(Extracted material begins)

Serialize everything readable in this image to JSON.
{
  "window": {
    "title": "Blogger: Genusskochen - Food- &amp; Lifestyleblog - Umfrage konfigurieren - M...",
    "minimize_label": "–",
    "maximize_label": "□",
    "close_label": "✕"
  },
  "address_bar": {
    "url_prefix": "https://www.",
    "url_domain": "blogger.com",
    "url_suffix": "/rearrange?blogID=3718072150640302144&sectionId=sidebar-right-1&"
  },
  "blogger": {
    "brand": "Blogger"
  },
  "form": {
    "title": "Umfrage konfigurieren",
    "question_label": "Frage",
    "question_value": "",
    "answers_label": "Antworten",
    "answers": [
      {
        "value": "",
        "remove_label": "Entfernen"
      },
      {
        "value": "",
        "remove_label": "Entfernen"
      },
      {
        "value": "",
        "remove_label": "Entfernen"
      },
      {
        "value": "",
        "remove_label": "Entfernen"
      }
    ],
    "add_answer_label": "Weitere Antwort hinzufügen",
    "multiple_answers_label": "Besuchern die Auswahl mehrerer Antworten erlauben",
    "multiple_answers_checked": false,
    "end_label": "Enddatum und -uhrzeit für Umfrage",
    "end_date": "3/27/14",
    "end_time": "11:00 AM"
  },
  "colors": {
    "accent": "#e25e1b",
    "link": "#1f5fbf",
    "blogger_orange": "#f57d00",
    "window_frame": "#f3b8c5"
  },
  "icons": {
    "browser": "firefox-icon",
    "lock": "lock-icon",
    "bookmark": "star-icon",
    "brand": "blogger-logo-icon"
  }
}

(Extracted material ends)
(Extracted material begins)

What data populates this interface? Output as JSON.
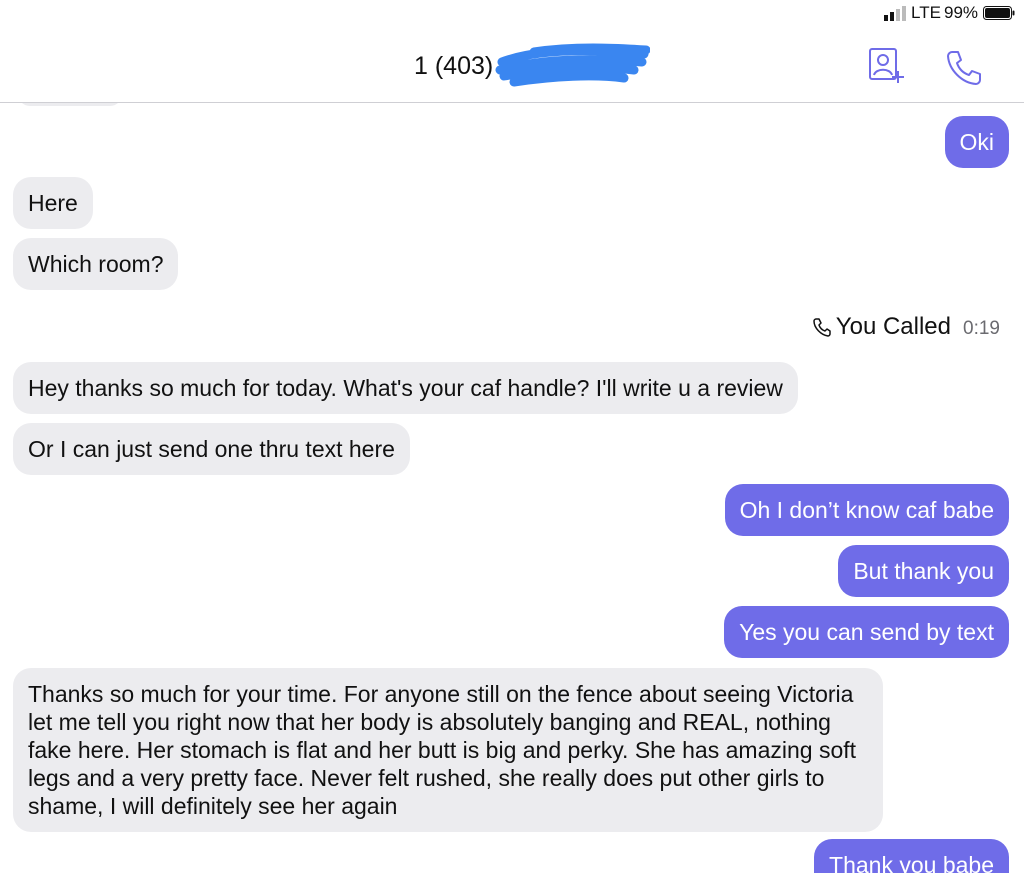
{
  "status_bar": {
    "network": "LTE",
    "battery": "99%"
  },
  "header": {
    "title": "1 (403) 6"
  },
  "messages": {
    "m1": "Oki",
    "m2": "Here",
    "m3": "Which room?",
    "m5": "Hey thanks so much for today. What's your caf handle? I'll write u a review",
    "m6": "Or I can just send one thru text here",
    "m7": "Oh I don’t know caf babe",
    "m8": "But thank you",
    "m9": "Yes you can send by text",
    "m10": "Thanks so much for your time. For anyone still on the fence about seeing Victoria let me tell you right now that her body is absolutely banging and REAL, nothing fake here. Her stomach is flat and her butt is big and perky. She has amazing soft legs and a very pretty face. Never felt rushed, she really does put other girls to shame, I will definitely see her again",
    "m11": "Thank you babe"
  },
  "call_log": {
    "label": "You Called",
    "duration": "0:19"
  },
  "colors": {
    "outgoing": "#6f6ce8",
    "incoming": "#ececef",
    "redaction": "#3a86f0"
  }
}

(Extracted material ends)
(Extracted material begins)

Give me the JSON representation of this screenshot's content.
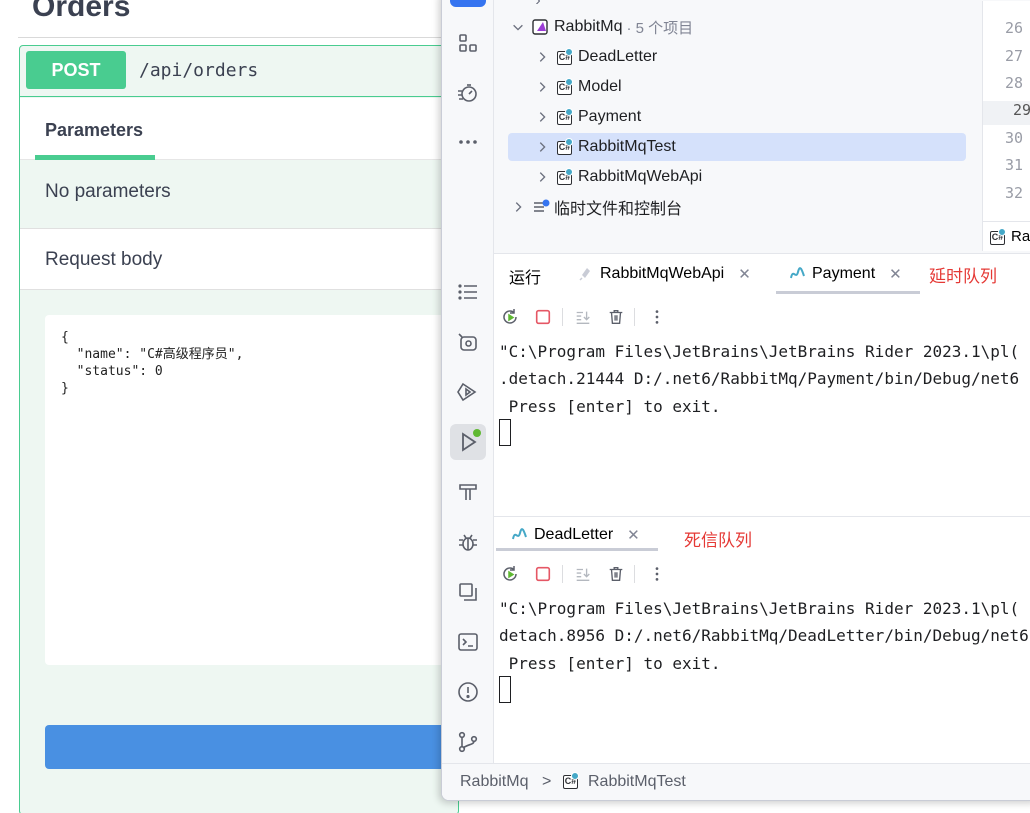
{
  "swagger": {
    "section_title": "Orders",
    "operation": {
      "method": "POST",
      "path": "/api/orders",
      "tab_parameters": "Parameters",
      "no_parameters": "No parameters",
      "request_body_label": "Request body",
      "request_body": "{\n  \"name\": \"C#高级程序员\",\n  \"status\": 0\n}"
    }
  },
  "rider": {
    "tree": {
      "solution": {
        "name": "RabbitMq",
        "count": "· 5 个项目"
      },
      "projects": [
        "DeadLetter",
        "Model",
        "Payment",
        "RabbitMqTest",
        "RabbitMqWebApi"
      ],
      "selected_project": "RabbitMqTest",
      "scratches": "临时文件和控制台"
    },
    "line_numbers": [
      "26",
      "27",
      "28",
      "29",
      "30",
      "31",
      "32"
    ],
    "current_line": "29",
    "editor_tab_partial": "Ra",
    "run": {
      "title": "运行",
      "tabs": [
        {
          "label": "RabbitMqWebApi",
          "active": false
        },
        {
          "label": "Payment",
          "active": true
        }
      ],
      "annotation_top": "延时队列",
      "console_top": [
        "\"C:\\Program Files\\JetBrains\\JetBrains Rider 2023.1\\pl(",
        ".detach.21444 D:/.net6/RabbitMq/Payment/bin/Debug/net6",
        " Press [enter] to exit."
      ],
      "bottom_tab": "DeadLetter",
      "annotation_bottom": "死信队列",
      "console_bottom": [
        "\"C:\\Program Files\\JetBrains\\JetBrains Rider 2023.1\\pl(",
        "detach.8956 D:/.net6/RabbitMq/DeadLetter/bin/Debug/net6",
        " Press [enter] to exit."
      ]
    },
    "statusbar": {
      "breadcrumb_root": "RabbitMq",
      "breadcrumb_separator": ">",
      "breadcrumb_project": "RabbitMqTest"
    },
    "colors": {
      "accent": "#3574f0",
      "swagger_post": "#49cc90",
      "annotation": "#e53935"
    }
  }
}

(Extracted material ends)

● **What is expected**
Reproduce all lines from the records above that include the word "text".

● **Response below**
    "m6": "Or I can just send one thru text here",
    "m9": "Yes you can send by text",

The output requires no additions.